It is this technology, with low cost production, low power consumption, and low weight, that first made E-readers economic, and it is why, despite the possibility of reading on other media, E-readers are still selling in quantity. However, the process is poor for colour and doesn’t give a true white – more a very light grey.
If you print on plastic film with a conducting ink (silver-based inks are currently the favourites, but other forms are being sought), you can create circuit elements, such as capacitors, resistors and even transistors. Ink jet printing can produce feature sizes as small as 25 microns. Screen printing, with two stages – creating the mask and then printing the circuit – is more complex and can’t yet reach the dimensions of the ink jet screen, but it provides higher throughput. Films can also be coated with sputtering or deposition and then etched like a wafer. Like on a conventional circuit board, it is possible to create multiple layers laminated with other films of different characteristics and with metal foils. Lasers and plasmas can be used to remove material and create through-film vias. In these cases, line widths down to 10 microns are possible.
Local areas of electroluminescence allow the creation of displays and, with thick films, etched cavities can house thin-silicon ICs, including micro-controllers and MEMS sensors. Energy can come from film photovoltaics or from thin-film rechargeable batteries. Communication can be through printed antennas and control through capacitive or resistive sensing.
At this point you should have your imagination running and thinking, “I could build a …”
Some of the imaginative things include labels for goods that can display if they have been subject to shock, or have gone outside pre-set temperature limits. Add an antenna, and the label can be read automatically using NFC.

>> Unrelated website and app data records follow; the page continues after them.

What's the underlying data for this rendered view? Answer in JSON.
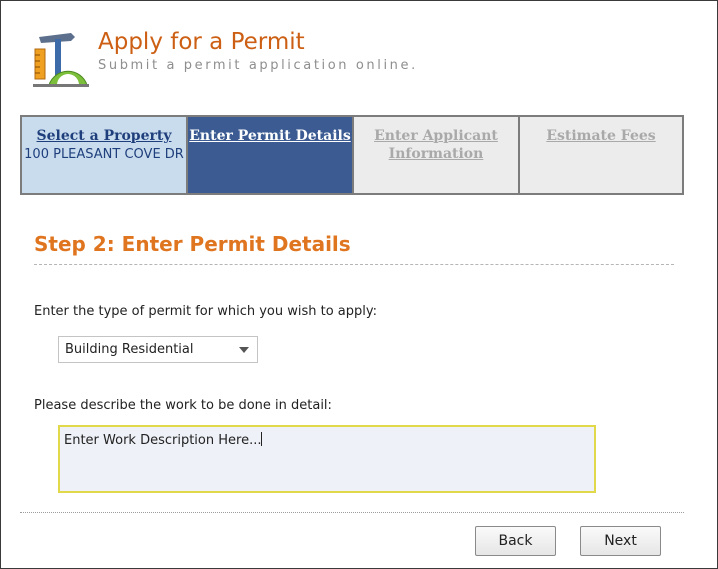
{
  "header": {
    "title": "Apply for a Permit",
    "subtitle": "Submit a permit application online.",
    "icon": "permit-tools-icon"
  },
  "wizard": {
    "steps": [
      {
        "title": "Select a Property",
        "sub": "100 PLEASANT COVE DR",
        "state": "completed"
      },
      {
        "title": "Enter Permit Details",
        "sub": "",
        "state": "active"
      },
      {
        "title": "Enter Applicant Information",
        "sub": "",
        "state": "disabled"
      },
      {
        "title": "Estimate Fees",
        "sub": "",
        "state": "disabled"
      }
    ]
  },
  "main": {
    "section_title": "Step 2: Enter Permit Details",
    "permit_type_label": "Enter the type of permit for which you wish to apply:",
    "permit_type_selected": "Building Residential",
    "description_label": "Please describe the work to be done in detail:",
    "description_value": "Enter Work Description Here..."
  },
  "footer": {
    "back_label": "Back",
    "next_label": "Next"
  },
  "colors": {
    "title_orange": "#cc5f13",
    "section_orange": "#e07520",
    "active_step_blue": "#3b5b92",
    "completed_step_blue": "#c9dcee",
    "textarea_border": "#e2d94a"
  }
}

Displays are another area. The ubiquitous pop-up banner at trade shows and in the retail environment could be replaced by a pop-up that runs video or a PowerPoint presentation. Buses and trains today often use printed vinyl for company liveries and advertising. These too could now run video (although there may be safety issues).

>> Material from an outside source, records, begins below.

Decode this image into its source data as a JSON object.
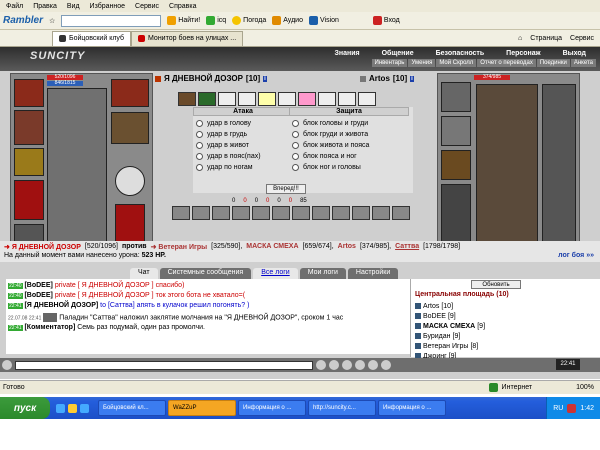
{
  "menu": [
    "Файл",
    "Правка",
    "Вид",
    "Избранное",
    "Сервис",
    "Справка"
  ],
  "toolbar": {
    "brand": "Rambler",
    "find_label": "Найти!",
    "icq_label": "icq",
    "weather_label": "Погода",
    "audio_label": "Аудио",
    "vision_label": "Vision",
    "login_label": "Вход",
    "page_label": "Страница",
    "service_label": "Сервис"
  },
  "tabs": [
    {
      "label": "Бойцовский клуб",
      "active": true
    },
    {
      "label": "Монитор боев на улицах ...",
      "active": false
    }
  ],
  "game": {
    "logo": "SUNCITY",
    "nav_top": [
      "Знания",
      "Общение",
      "Безопасность",
      "Персонаж",
      "Выход"
    ],
    "nav_bottom": [
      "Инвентарь",
      "Умения",
      "Мой Скролл",
      "Отчет о переводах",
      "Поединки",
      "Анкета"
    ],
    "player": {
      "name": "Я ДНЕВНОЙ ДОЗОР",
      "level": "[10]",
      "hp": "520/1096",
      "mana": "846/1815"
    },
    "enemy": {
      "name": "Artos",
      "level": "[10]",
      "hp": "374/985"
    },
    "attack": {
      "title": "Атака",
      "options": [
        "удар в голову",
        "удар в грудь",
        "удар в живот",
        "удар в пояс(пах)",
        "удар по ногам"
      ]
    },
    "defense": {
      "title": "Защита",
      "options": [
        "блок головы и груди",
        "блок груди и живота",
        "блок живота и пояса",
        "блок пояса и ног",
        "блок ног и головы"
      ]
    },
    "forward_label": "Вперед!!!",
    "counters": [
      "0",
      "0",
      "0",
      "0",
      "0",
      "0",
      "85"
    ],
    "fighters_line": {
      "player": "Я ДНЕВНОЙ ДОЗОР",
      "player_hp": "[520/1096]",
      "versus": "против",
      "opp1": "Ветеран Игры",
      "opp1_hp": "[325/590],",
      "opp2": "МАСКА СМЕХА",
      "opp2_hp": "[659/674],",
      "opp3": "Artos",
      "opp3_hp": "[374/985],",
      "opp4": "Саттва",
      "opp4_hp": "[1798/1798]",
      "log_label": "лог боя »»"
    },
    "damage_text": "На данный момент вами нанесено урона:",
    "damage_value": "523 HP."
  },
  "chat_tabs": [
    "Чат",
    "Системные сообщения",
    "Все логи",
    "Мои логи",
    "Настройки"
  ],
  "chat": [
    {
      "time": "22:40",
      "nick": "[BoDEE]",
      "kind": "private",
      "target": "[ Я ДНЕВНОЙ ДОЗОР ]",
      "text": "спасибо)"
    },
    {
      "time": "22:40",
      "nick": "[BoDEE]",
      "kind": "private",
      "target": "[ Я ДНЕВНОЙ ДОЗОР ]",
      "text": "ток этого бота не хватало=("
    },
    {
      "time": "22:41",
      "nick": "[Я ДНЕВНОЙ ДОЗОР]",
      "kind": "to",
      "target": "[Саттва]",
      "text": "апять в кулачок решил погонять? )"
    },
    {
      "time": "22.07.08 22:41",
      "nick": "",
      "kind": "sys",
      "target": "",
      "text": "Паладин \"Саттва\" наложил заклятие молчания на \"Я ДНЕВНОЙ ДОЗОР\", сроком 1 час"
    },
    {
      "time": "22:41",
      "nick": "[Комментатор]",
      "kind": "comment",
      "target": "",
      "text": "Семь раз подумай, один раз промолчи."
    }
  ],
  "users": {
    "refresh_label": "Обновить",
    "room": "Центральная площадь (10)",
    "list": [
      {
        "name": "Artos",
        "level": "[10]"
      },
      {
        "name": "BoDEE",
        "level": "[9]"
      },
      {
        "name": "МАСКА СМЕХА",
        "level": "[9]"
      },
      {
        "name": "Буридан",
        "level": "[9]"
      },
      {
        "name": "Ветеран Игры",
        "level": "[8]"
      },
      {
        "name": "Джоинг",
        "level": "[9]"
      }
    ]
  },
  "game_clock": "22:41",
  "statusbar": {
    "left": "Готово",
    "zone": "Интернет",
    "zoom": "100%"
  },
  "taskbar": {
    "start": "пуск",
    "tasks": [
      {
        "label": "Бойцовский кл...",
        "active": false
      },
      {
        "label": "WaZZuP",
        "active": true
      },
      {
        "label": "Информация о ...",
        "active": false
      },
      {
        "label": "http://suncity.c...",
        "active": false
      },
      {
        "label": "Информация о ...",
        "active": false
      }
    ],
    "lang": "RU",
    "time": "1:42"
  }
}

A laptop could consist of two small roll-out sheets, one with touch sensitive areas working as the keyboard, with the other one providing a display. Rolled up, the entire package could be a one-inch diameter cylinder about 14 inches long.
For years, supermarkets have wanted to replace printed shelf-edge labels with a programmable display, but the savings in not having people go round changing labels every day have not been sufficient to repay the investment in displays. With film technology, this looks more achievable.
Around the world, not just at Fraunhofer in Munich, there is a ton of work going into plastic electronics. This has not yet reached the tipping point for large-scale commercial exploitation, but my feeling is that it is only a matter of time. But then, people have been saying that for several years now.